TO DO >> The reply must consist of one number: how many lines of the data include the word "value".

Top of MATERIAL FOR THE TASK

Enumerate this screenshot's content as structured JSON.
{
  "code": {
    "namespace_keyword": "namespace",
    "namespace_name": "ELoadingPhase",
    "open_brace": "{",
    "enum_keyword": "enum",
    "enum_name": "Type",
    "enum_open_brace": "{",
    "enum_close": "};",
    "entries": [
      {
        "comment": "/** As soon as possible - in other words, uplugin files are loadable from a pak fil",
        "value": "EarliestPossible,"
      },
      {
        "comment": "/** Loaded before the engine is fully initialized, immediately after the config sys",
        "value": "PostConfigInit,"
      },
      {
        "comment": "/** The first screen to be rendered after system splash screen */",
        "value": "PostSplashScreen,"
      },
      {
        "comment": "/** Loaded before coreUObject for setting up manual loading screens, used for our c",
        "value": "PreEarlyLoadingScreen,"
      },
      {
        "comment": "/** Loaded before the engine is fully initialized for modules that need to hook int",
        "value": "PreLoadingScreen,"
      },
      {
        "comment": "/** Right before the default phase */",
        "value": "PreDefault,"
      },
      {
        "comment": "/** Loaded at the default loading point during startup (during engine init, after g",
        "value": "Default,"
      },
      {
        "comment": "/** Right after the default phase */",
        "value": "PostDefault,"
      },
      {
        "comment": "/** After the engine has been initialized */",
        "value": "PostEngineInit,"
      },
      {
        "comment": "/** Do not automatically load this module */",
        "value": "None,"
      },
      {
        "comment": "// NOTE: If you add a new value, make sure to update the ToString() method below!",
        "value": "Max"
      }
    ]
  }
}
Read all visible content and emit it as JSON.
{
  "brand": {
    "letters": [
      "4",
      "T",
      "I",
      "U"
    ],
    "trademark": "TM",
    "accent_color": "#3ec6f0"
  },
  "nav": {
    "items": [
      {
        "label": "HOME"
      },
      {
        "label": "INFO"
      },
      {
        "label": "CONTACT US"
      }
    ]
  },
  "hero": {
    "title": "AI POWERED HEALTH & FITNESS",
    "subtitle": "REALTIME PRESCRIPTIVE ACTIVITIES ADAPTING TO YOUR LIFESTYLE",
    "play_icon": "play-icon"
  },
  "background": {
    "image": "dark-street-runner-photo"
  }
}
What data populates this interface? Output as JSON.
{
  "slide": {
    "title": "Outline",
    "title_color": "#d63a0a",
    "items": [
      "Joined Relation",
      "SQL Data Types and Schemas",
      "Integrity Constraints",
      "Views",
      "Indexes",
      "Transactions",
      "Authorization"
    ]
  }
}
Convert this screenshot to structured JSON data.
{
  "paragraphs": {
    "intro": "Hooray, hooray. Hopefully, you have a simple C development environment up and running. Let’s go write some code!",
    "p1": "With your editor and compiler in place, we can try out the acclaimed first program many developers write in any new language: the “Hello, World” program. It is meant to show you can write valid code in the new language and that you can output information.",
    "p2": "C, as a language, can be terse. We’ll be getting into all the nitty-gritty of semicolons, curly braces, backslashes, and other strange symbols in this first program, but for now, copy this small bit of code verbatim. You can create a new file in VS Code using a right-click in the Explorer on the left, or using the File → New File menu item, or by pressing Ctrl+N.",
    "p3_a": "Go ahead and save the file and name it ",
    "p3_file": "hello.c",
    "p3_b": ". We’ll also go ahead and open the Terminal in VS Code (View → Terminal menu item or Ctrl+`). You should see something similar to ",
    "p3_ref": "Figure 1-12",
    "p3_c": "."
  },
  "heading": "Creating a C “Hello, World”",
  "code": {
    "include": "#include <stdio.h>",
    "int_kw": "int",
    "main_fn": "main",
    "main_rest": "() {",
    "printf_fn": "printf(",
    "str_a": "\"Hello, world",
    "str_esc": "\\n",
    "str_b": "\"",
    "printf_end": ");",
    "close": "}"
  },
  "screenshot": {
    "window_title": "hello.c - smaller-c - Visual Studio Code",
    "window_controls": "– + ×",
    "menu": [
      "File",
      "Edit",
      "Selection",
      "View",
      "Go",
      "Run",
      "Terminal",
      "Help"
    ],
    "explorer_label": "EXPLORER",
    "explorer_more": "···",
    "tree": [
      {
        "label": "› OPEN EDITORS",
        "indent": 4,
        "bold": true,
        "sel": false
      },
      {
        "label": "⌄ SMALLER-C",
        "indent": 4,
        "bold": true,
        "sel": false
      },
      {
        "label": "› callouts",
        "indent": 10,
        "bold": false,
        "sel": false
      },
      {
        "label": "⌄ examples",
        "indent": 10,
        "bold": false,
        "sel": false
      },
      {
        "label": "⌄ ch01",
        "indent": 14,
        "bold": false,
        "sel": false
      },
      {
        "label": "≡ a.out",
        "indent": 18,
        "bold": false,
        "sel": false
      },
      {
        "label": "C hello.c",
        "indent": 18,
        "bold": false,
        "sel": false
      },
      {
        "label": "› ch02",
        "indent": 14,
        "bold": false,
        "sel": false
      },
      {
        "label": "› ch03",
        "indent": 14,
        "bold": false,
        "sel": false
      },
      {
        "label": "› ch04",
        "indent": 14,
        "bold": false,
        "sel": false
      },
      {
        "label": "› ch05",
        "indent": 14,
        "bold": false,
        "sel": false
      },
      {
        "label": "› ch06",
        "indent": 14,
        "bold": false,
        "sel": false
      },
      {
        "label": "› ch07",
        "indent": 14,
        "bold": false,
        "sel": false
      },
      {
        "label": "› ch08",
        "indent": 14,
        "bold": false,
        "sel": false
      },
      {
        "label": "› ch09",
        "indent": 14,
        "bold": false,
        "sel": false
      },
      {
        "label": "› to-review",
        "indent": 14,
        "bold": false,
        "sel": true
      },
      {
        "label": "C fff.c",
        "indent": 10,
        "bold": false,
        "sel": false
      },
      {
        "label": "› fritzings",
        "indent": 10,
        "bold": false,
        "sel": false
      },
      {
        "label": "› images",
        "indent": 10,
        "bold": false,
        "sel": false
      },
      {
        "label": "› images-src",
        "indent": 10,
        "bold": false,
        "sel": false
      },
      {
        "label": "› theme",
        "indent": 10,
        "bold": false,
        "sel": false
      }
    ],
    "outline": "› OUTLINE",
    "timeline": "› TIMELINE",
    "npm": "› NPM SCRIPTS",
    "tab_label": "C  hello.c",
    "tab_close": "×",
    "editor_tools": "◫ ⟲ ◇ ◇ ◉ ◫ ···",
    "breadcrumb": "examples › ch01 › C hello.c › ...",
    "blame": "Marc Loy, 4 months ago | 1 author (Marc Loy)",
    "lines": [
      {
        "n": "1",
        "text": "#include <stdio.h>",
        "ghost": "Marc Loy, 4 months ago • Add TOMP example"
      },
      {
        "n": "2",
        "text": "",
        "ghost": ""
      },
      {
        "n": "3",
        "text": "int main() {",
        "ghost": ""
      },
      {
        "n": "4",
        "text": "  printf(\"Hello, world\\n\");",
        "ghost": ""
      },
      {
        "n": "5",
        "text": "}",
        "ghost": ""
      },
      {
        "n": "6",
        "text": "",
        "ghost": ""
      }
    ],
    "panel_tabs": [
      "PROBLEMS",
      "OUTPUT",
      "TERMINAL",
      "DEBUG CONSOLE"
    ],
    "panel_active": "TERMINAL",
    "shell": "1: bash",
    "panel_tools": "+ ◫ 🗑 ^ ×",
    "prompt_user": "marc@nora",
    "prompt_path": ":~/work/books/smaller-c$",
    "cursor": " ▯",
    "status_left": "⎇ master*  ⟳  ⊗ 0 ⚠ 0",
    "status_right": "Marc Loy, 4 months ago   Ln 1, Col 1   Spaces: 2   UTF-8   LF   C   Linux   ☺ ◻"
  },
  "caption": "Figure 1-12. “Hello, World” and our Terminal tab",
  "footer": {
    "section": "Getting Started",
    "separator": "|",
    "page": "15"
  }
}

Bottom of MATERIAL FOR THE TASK

OUTPUT FOR THIS EXERCISE >> 12